"Travelling To The Meeting Place (with the Pee-Hen Adventurers)"
My Dad was a great believer in taking holidays in places away from home. He said it gave you a new perspective on life as well as the everyday things around your home. That's what happened to us this winter when we went to Australia.
We found the Australians to be a warm and friendly people with hearts as big as the country in which they live (bigger than the U.S.!). Our hosts, Gillian and Ron Peebles, who live in Rockingham, a suburb of Perth in Western Australia, were no exceptions and greeted us with open arms, touring, wining and dining us for seven glorious weeks.
The first week there was to be quite representative of the others: Gillian, a well known marine artist there, was able to get us aboard The Duyfken (Dutch for Little Dove) , a just-finished replica of a Dutch sailing ship that charted the Australian coastline in 1606. We sailed on her for five hours on one of her sea trials just before she embarked on a year-long circumnavigation of the Australian continent. Needless to say it was a on-of-a- kind experience on this marvellous little vessel, painstakingly built over a three year period by the marine artisans of Fremantle; not a nail in her construction.
During our travels with the Peebles we visited Gillian's sister's property , a huge working farm in the outback, saw a professional team of sheep -shearers in action, toured a (would you believe?) facility that processes and ships a type of crayfish, called a Yabbie, to the far corners of the earth. Most of the farmers in West Australia raise them in their irrigation dams.
The Peebles and the Henschels gave themselves a name: "The Pee-Hen Adventurers". During the first few weeks we toured the entire South West corner of Australia, painting as we went. The painting shown here is called "Cape Leeuwen, the Meeting Place". The lighthouse, built of stone over a hundred years ago, sits at the confluence of the Southern and Indian Oceans where the waters display unbelievable colours. From deep indigo to brilliant green the currents intercept to form some of the biggest surf in the world. Near here, at Margaret River, the World Championship Surfing Competitions were to be held at the end of March.
As we travelled to Rottnest Island, off the coast at Perth, to Pinnacles National Park, to Kalbarri Gorge National Park and to Wave Rock National Park, the heat travelled with us. The Australians didn't think thirty to thirty-five degrees Celsius was hot. They had just come through a summer of forty to forty-five and , after all, this was autumn.
Everywhere we went we made new friends, for Aussies are not content just to say "G'day"; they must have you in for tea. Often permanent connections were made via exchanging E-mail addresses. When we finally parted with our hosts after seven weeks, we hugged and cried as if we had been old "mates" forever.
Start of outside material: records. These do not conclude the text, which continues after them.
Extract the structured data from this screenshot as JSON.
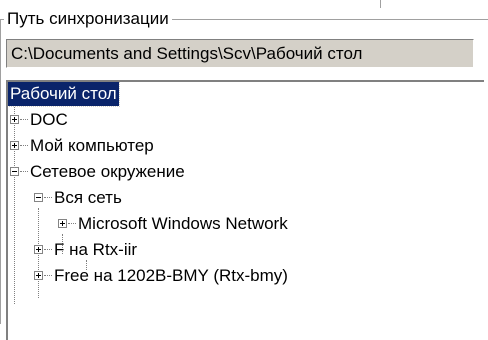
{
  "group": {
    "title": "Путь синхронизации",
    "path_value": "C:\\Documents and Settings\\Scv\\Рабочий стол"
  },
  "tree": {
    "root": "Рабочий стол",
    "items": [
      {
        "label": "DOC",
        "state": "collapsed"
      },
      {
        "label": "Мой компьютер",
        "state": "collapsed"
      },
      {
        "label": "Сетевое окружение",
        "state": "expanded"
      },
      {
        "label": "Вся сеть",
        "state": "expanded"
      },
      {
        "label": "Microsoft Windows Network",
        "state": "collapsed"
      },
      {
        "label": "F на Rtx-iir",
        "state": "collapsed"
      },
      {
        "label": "Free на 1202B-BMY (Rtx-bmy)",
        "state": "collapsed"
      }
    ]
  }
}
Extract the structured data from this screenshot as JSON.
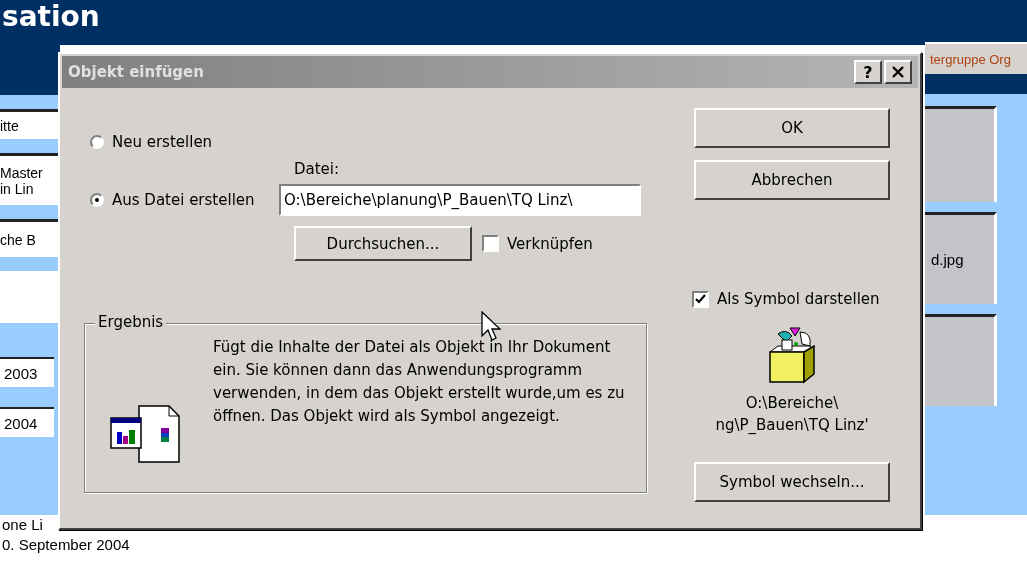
{
  "background": {
    "header_title": "sation",
    "tab": "tergruppe Org",
    "left_cells": [
      "itte",
      "Master",
      "in Lin",
      "che B"
    ],
    "year_fields": [
      "2003",
      "2004"
    ],
    "right_cell": "d.jpg",
    "footer_lines": [
      "one Li",
      "0. September 2004"
    ]
  },
  "dialog": {
    "title": "Objekt einfügen",
    "help_button": "?",
    "options": [
      {
        "label": "Neu erstellen",
        "selected": false
      },
      {
        "label": "Aus Datei erstellen",
        "selected": true
      }
    ],
    "file": {
      "label": "Datei:",
      "value": "O:\\Bereiche\\planung\\P_Bauen\\TQ Linz\\"
    },
    "browse_button": "Durchsuchen...",
    "link": {
      "label": "Verknüpfen",
      "checked": false
    },
    "buttons": [
      "OK",
      "Abbrechen"
    ],
    "as_icon": {
      "label": "Als Symbol darstellen",
      "checked": true
    },
    "icon_caption": [
      "O:\\Bereiche\\",
      "ng\\P_Bauen\\TQ Linz'"
    ],
    "change_icon_button": "Symbol wechseln...",
    "result": {
      "title": "Ergebnis",
      "text": "Fügt die Inhalte der Datei als Objekt in Ihr Dokument ein. Sie können dann das Anwendungsprogramm verwenden, in dem das Objekt erstellt wurde,um es zu öffnen. Das Objekt wird als Symbol angezeigt."
    }
  }
}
After a gruelling twenty- hour series of flights we came to some North Island rain. "It was sunny and warm while you were gone" was repeated to us over and over. Thanks a lot, folks!
My Dad was right, though; it's great to be back home. Our batteries are re-charged.